What the task requires
What lines below include the word "JSON"? Copy each one.

Given data
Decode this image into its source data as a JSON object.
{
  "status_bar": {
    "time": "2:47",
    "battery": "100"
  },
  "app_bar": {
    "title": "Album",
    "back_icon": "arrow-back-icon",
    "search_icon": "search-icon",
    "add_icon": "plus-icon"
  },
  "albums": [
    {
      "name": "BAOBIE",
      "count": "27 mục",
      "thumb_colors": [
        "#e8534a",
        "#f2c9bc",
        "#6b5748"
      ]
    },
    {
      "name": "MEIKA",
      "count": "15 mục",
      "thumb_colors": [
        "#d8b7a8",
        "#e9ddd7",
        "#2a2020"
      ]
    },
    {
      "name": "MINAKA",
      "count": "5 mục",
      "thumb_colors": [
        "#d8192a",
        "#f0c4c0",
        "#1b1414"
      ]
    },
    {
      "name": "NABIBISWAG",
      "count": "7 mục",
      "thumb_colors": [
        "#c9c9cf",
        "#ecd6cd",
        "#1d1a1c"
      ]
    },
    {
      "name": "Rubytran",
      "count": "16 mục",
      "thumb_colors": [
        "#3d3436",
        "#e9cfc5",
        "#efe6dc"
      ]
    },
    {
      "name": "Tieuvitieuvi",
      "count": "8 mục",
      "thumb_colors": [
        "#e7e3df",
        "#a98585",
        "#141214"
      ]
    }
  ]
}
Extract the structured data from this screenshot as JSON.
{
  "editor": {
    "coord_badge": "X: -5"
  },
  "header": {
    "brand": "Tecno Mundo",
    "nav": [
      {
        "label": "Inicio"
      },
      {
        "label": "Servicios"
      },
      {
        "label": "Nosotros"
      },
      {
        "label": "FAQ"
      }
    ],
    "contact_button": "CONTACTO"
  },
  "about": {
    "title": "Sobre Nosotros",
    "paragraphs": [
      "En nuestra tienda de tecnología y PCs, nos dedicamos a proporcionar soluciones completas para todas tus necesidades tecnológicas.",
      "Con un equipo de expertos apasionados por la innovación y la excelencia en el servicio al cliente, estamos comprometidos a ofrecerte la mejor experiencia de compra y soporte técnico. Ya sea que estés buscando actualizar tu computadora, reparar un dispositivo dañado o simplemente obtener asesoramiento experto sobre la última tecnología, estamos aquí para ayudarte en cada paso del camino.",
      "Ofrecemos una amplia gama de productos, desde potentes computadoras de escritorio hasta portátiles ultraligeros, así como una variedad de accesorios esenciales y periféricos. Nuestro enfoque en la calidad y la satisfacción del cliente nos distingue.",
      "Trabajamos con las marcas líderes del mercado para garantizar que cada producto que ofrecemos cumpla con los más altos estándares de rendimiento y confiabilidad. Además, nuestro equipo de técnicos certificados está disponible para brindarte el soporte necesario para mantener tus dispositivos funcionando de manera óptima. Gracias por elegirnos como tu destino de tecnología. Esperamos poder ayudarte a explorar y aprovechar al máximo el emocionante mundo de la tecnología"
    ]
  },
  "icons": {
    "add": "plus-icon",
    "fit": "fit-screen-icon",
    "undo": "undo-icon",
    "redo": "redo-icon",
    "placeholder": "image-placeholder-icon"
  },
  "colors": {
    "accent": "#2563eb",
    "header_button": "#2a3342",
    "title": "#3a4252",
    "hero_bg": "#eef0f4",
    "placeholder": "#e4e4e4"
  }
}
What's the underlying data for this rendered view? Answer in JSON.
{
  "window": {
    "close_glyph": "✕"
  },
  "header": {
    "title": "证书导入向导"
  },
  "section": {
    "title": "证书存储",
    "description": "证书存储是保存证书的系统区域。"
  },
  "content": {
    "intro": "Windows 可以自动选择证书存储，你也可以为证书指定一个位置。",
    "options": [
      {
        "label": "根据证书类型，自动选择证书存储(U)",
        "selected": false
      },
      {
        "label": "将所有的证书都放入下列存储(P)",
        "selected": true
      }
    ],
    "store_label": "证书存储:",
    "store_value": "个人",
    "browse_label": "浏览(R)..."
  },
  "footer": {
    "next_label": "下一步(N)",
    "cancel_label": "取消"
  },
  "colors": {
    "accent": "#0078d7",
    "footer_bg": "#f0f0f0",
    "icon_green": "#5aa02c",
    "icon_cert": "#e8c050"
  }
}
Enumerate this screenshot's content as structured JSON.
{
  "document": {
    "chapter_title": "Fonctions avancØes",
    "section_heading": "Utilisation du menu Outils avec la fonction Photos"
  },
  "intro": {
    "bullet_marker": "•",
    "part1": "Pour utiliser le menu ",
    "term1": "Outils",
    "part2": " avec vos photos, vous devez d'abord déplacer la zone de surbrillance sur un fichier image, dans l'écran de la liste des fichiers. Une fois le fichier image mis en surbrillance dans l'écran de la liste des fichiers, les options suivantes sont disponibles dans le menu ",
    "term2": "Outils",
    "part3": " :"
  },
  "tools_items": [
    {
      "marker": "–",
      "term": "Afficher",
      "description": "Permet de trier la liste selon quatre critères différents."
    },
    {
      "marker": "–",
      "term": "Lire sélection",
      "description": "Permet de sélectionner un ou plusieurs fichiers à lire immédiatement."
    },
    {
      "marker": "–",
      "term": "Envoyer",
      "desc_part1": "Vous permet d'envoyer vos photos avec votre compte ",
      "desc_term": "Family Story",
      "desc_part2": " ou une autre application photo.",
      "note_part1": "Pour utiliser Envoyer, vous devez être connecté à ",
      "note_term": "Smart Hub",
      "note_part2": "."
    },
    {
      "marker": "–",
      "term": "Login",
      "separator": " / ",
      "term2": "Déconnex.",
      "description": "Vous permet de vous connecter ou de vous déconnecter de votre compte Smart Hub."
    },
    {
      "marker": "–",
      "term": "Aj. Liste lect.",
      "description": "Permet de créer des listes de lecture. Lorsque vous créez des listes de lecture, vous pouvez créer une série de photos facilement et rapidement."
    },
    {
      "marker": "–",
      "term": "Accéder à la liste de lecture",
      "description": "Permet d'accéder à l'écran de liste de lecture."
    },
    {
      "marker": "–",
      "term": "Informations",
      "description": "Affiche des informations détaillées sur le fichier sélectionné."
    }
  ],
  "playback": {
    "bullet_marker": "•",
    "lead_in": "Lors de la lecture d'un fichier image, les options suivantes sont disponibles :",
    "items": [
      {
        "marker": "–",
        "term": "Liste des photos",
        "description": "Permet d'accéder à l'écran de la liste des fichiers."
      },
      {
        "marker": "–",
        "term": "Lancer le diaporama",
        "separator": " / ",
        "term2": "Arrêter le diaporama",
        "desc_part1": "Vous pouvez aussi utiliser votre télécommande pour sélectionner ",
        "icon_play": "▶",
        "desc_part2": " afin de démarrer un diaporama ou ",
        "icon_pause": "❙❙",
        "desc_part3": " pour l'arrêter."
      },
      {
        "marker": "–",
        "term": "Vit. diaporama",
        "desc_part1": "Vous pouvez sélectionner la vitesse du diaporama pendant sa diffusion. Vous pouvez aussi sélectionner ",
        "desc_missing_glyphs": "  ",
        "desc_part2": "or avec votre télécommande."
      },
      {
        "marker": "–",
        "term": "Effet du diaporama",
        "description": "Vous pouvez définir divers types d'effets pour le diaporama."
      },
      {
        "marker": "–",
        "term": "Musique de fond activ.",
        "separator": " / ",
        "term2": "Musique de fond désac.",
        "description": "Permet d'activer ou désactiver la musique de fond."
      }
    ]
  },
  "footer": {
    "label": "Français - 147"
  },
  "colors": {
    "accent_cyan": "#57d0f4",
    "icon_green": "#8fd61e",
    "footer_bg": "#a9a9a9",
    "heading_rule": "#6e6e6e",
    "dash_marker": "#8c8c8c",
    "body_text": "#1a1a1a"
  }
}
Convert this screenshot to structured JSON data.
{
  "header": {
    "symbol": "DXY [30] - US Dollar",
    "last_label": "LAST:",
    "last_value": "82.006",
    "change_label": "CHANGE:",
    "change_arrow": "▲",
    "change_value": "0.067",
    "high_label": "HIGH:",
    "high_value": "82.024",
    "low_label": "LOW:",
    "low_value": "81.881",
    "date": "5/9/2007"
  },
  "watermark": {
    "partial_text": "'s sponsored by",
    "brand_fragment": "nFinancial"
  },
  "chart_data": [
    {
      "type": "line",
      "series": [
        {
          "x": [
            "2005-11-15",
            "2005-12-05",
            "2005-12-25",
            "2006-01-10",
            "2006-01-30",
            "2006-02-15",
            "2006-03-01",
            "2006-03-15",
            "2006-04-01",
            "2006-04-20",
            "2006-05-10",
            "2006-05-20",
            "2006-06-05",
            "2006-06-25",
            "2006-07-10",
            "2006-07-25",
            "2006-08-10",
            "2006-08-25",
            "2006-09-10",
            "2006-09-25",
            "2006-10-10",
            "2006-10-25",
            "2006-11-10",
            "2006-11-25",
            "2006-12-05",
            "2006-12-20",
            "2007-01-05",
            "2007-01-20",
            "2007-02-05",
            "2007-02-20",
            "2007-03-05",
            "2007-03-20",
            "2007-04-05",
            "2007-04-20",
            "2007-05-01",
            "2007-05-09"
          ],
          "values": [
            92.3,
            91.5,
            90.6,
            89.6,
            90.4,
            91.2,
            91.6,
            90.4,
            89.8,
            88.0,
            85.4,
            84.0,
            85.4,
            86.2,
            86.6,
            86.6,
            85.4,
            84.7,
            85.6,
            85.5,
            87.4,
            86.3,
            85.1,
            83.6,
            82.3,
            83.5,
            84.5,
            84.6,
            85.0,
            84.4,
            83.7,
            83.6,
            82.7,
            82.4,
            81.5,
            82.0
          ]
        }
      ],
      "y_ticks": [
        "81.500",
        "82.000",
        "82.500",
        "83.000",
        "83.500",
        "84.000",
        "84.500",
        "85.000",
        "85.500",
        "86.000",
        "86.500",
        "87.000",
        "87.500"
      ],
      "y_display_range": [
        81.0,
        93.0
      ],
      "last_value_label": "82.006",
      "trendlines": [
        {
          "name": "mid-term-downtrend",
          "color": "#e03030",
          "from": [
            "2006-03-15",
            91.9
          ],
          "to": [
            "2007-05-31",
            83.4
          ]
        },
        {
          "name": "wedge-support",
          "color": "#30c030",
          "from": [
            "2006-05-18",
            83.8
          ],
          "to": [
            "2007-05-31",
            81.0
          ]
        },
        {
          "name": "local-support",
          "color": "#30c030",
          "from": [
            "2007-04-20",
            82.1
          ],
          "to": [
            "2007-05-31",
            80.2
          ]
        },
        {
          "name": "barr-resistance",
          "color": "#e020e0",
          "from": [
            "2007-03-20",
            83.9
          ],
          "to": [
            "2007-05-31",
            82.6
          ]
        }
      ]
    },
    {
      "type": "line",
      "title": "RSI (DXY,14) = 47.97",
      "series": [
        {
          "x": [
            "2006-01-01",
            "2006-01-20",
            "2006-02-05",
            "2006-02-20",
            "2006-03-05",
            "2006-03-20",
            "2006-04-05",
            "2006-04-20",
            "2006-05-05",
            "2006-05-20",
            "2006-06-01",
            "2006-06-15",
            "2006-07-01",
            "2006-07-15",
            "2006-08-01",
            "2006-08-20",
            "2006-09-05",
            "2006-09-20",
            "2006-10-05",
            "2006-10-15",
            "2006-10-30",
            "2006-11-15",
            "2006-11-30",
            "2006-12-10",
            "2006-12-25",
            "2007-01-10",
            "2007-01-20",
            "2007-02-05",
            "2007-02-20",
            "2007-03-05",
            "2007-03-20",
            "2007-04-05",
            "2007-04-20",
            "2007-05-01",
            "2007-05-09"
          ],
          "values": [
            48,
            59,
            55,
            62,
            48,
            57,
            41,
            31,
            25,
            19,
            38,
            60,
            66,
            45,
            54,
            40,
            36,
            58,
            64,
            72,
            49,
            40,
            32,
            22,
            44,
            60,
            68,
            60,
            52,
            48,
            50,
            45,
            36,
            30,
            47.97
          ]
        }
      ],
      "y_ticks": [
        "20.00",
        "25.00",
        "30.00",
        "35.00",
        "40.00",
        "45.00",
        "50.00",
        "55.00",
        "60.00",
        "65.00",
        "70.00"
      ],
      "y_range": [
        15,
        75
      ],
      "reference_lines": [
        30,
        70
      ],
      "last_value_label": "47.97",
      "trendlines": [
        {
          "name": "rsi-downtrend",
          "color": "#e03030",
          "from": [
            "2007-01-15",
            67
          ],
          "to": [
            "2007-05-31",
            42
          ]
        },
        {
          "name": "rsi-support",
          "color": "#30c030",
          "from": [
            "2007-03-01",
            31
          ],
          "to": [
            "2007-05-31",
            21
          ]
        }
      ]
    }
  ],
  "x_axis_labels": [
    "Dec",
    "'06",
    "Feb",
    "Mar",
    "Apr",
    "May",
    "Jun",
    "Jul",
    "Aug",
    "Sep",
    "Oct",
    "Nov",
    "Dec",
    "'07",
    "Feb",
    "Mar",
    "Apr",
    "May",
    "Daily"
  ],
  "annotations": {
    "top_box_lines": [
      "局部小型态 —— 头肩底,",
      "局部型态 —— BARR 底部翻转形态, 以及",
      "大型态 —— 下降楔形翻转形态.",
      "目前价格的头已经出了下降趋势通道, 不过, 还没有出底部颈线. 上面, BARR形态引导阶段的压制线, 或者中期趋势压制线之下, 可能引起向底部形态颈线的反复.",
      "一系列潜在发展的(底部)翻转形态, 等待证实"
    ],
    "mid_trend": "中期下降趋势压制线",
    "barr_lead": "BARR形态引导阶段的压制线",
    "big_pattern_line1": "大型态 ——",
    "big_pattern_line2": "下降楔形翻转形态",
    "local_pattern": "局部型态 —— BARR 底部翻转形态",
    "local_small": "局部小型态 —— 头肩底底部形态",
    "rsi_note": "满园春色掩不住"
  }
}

Result of the exercise
Decode this image into its source data as a JSON object.
Extract the structured data from this screenshot as JSON.
What's the underlying data for this rendered view? Answer in JSON.
Enumerate this screenshot's content as structured JSON.
Convert this screenshot to structured JSON data.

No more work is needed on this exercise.